* **What is being asked**
All lines containing the string "structured" must be copied from the entries.

* **Records supplied**
##########
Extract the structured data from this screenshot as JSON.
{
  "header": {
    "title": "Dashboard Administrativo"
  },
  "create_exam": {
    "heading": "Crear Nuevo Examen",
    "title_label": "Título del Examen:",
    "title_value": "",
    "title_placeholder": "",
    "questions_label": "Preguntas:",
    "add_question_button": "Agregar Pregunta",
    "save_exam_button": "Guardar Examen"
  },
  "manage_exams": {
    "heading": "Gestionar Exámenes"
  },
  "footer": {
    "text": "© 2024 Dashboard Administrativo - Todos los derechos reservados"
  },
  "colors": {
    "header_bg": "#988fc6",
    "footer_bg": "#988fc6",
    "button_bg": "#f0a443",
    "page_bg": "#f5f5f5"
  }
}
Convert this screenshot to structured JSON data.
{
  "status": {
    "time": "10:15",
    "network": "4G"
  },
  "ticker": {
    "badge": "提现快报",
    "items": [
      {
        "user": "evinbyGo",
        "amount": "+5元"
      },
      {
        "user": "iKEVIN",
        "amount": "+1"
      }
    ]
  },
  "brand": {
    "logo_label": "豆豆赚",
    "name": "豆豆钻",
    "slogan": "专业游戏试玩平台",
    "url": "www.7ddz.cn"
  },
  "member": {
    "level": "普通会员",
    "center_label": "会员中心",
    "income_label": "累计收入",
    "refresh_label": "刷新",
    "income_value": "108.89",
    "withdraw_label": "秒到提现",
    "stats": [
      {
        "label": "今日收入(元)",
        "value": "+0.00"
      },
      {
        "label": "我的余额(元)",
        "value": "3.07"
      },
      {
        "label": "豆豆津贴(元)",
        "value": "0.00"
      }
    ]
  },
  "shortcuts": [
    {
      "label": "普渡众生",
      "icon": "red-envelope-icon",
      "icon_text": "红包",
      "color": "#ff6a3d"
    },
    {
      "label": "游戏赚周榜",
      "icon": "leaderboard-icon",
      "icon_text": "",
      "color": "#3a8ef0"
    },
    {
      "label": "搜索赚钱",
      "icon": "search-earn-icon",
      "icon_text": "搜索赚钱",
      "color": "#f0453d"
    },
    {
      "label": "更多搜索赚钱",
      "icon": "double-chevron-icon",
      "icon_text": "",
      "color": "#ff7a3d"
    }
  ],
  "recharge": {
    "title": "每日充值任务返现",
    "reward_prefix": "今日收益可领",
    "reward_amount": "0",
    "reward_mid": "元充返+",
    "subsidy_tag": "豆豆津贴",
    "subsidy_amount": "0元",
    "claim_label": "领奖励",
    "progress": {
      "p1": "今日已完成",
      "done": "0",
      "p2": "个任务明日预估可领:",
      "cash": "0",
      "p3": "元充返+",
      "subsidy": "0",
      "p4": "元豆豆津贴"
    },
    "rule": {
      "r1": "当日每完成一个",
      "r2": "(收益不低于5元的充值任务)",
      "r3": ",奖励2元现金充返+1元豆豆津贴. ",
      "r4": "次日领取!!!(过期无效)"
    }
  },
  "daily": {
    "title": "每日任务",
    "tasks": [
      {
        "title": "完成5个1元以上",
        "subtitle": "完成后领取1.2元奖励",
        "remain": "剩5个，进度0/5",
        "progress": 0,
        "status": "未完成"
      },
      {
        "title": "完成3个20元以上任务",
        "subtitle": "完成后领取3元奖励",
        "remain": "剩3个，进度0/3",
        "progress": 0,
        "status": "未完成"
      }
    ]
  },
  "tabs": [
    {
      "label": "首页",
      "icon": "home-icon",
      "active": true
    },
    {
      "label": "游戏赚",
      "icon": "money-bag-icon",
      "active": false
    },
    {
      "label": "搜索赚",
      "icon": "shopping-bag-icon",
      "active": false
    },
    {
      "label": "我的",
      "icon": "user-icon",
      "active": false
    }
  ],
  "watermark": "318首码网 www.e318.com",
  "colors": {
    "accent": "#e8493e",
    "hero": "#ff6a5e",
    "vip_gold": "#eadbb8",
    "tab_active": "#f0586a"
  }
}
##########
* **Response to this task**
Extract the structured data from this screenshot as JSON.
Convert this screenshot to structured JSON data.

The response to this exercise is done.